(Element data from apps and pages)
BEGIN
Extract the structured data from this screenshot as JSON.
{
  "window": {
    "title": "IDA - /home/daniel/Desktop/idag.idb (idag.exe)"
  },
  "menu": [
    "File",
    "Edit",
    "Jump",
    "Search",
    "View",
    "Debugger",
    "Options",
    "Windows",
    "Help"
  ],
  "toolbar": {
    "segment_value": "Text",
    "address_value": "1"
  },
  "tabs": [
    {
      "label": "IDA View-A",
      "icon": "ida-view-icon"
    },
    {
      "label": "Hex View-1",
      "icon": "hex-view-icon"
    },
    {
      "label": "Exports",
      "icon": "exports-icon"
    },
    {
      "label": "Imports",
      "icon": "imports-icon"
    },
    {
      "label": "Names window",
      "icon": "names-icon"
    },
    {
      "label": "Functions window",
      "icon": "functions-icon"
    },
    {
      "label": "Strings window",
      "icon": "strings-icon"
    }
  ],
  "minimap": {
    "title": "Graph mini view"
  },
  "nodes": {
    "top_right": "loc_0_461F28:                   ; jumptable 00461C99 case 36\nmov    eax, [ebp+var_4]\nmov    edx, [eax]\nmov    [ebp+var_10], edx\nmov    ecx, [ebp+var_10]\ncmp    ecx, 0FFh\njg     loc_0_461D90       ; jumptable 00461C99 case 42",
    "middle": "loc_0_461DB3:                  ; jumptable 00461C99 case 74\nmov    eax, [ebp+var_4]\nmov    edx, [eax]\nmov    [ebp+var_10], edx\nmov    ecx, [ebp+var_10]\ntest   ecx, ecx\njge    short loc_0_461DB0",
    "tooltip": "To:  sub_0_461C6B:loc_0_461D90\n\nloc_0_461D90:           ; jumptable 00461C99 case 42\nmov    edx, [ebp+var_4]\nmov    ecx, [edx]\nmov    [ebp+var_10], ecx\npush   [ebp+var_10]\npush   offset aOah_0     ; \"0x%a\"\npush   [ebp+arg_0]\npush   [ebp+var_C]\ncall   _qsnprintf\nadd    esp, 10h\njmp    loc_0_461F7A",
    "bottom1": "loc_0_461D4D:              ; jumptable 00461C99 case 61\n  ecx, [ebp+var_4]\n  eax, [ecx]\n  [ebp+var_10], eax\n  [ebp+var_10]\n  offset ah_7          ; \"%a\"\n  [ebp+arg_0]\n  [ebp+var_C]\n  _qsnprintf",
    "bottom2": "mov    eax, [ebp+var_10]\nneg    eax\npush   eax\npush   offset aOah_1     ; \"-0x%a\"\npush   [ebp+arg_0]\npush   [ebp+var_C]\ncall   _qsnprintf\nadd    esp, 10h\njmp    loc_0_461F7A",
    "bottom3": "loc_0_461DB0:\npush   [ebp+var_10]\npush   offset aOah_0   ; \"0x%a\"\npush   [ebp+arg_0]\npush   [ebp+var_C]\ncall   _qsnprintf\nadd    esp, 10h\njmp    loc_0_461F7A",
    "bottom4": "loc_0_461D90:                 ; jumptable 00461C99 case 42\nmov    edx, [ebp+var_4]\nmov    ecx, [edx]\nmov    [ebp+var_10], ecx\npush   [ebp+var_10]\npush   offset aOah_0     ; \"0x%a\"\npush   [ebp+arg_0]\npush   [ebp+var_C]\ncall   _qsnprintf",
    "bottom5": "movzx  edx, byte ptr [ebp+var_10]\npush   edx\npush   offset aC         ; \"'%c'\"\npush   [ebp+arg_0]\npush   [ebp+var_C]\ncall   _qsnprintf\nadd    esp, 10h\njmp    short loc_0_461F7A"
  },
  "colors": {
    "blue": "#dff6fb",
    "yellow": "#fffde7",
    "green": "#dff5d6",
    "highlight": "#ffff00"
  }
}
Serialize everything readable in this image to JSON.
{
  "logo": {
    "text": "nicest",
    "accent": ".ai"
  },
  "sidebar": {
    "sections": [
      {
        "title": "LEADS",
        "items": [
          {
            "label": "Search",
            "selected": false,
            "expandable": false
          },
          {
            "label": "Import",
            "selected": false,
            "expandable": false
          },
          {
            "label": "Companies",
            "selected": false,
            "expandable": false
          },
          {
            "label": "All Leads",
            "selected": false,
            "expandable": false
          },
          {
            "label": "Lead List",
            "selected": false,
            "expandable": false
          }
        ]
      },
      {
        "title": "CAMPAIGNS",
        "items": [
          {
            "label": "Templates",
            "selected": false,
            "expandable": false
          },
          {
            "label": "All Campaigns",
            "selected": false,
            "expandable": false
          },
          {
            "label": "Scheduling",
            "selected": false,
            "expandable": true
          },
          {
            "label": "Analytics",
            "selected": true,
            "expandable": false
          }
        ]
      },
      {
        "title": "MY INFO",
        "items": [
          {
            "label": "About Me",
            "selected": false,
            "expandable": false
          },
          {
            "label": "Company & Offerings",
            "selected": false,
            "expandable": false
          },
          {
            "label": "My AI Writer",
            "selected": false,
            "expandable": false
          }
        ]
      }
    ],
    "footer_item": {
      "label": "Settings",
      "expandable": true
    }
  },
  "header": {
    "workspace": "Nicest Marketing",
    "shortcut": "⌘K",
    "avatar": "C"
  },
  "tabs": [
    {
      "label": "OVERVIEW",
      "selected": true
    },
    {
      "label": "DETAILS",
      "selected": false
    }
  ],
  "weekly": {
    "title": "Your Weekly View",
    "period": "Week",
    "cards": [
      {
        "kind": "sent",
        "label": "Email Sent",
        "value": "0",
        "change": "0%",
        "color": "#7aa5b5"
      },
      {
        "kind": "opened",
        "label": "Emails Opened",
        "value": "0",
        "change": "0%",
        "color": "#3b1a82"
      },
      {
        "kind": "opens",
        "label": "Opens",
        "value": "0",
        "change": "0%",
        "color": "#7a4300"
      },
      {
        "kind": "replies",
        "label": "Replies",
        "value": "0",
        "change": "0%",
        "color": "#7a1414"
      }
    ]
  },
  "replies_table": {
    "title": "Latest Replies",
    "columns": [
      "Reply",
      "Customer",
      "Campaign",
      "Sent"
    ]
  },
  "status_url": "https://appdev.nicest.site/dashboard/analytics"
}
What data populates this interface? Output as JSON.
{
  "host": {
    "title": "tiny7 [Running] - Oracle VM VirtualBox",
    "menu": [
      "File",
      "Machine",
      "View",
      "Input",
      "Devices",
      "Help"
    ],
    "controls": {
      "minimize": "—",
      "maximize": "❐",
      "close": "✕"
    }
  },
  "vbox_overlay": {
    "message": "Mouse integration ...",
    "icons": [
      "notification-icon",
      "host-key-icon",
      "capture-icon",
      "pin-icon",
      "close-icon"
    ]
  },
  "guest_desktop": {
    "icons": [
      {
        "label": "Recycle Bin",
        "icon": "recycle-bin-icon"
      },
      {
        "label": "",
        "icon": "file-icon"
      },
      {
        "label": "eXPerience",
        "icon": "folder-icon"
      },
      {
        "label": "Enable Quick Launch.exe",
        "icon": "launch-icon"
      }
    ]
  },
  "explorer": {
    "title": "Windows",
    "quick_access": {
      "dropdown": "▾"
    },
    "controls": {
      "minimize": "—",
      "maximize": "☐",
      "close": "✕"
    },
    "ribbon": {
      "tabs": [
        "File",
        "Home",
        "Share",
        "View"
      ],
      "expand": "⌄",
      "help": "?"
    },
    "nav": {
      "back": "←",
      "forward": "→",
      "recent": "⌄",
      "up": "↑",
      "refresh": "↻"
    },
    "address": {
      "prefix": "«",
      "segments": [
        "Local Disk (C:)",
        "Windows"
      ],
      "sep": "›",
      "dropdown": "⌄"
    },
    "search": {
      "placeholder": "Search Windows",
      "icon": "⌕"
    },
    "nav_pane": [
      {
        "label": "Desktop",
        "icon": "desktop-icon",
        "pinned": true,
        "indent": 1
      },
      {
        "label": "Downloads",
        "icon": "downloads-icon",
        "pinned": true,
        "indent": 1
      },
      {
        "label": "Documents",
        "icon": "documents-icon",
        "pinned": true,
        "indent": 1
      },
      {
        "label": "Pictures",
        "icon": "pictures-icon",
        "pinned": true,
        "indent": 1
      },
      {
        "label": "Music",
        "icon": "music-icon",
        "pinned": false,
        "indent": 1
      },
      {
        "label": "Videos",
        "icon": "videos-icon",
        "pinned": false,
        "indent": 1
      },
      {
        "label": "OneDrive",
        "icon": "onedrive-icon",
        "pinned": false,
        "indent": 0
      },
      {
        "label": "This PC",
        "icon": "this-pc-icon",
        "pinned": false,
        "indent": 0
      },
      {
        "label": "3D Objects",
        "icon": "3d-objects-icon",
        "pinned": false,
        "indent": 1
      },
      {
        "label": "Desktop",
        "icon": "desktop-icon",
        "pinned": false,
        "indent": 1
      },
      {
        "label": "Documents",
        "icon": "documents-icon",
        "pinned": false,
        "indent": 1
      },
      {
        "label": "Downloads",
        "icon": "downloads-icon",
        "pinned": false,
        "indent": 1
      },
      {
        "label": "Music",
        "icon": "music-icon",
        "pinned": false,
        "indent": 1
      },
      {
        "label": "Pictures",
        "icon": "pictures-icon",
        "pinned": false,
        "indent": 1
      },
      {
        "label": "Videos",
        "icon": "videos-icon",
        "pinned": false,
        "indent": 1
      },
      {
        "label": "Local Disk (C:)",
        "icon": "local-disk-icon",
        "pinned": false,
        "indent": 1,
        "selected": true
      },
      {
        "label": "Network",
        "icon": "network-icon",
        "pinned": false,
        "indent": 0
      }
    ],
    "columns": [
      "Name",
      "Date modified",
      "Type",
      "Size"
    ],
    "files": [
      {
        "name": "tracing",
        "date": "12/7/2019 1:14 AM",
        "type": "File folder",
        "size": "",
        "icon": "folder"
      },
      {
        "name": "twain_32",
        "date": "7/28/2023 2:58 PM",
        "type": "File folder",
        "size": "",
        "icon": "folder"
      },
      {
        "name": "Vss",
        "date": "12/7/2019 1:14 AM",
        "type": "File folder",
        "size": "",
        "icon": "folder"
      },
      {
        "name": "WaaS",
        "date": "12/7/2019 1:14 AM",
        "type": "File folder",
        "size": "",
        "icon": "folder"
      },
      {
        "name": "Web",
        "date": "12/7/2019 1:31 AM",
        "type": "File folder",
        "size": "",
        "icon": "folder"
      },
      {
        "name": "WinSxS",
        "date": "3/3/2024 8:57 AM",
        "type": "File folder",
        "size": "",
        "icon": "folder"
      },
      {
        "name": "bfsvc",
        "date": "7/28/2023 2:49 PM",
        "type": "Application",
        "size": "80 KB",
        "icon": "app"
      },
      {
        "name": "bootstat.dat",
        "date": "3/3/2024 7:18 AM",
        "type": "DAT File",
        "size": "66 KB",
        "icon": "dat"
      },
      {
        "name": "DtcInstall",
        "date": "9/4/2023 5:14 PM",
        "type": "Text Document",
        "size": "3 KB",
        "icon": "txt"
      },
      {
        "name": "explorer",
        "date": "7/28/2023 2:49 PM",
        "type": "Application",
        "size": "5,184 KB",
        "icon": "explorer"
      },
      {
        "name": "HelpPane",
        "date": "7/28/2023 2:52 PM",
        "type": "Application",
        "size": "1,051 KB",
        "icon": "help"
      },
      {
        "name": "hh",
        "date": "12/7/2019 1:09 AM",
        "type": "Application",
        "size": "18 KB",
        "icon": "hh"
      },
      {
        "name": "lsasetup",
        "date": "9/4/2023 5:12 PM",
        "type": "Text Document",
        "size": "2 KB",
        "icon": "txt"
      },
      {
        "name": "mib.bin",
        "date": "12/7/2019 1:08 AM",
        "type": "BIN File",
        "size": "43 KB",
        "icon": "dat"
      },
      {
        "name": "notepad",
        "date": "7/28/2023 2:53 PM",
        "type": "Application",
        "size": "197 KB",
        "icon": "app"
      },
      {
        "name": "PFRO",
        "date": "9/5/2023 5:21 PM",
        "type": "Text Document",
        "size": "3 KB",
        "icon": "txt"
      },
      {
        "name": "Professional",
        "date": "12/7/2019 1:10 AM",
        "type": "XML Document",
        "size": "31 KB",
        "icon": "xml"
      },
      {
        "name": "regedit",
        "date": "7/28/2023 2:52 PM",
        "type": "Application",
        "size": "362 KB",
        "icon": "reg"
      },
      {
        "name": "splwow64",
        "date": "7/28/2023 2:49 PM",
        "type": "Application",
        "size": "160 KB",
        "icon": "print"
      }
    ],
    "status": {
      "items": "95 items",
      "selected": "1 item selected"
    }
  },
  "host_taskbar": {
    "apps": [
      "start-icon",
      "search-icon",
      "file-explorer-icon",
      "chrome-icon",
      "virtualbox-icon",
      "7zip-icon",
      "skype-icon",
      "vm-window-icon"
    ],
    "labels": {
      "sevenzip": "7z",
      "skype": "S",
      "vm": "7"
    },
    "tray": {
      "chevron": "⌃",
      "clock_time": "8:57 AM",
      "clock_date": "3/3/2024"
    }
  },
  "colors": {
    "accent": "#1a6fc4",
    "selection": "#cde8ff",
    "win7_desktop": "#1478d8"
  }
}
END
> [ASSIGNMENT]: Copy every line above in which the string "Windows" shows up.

> [YOUR RESPONSE]:
    "Windows",
    "title": "Windows",
        "Windows"
      "placeholder": "Search Windows",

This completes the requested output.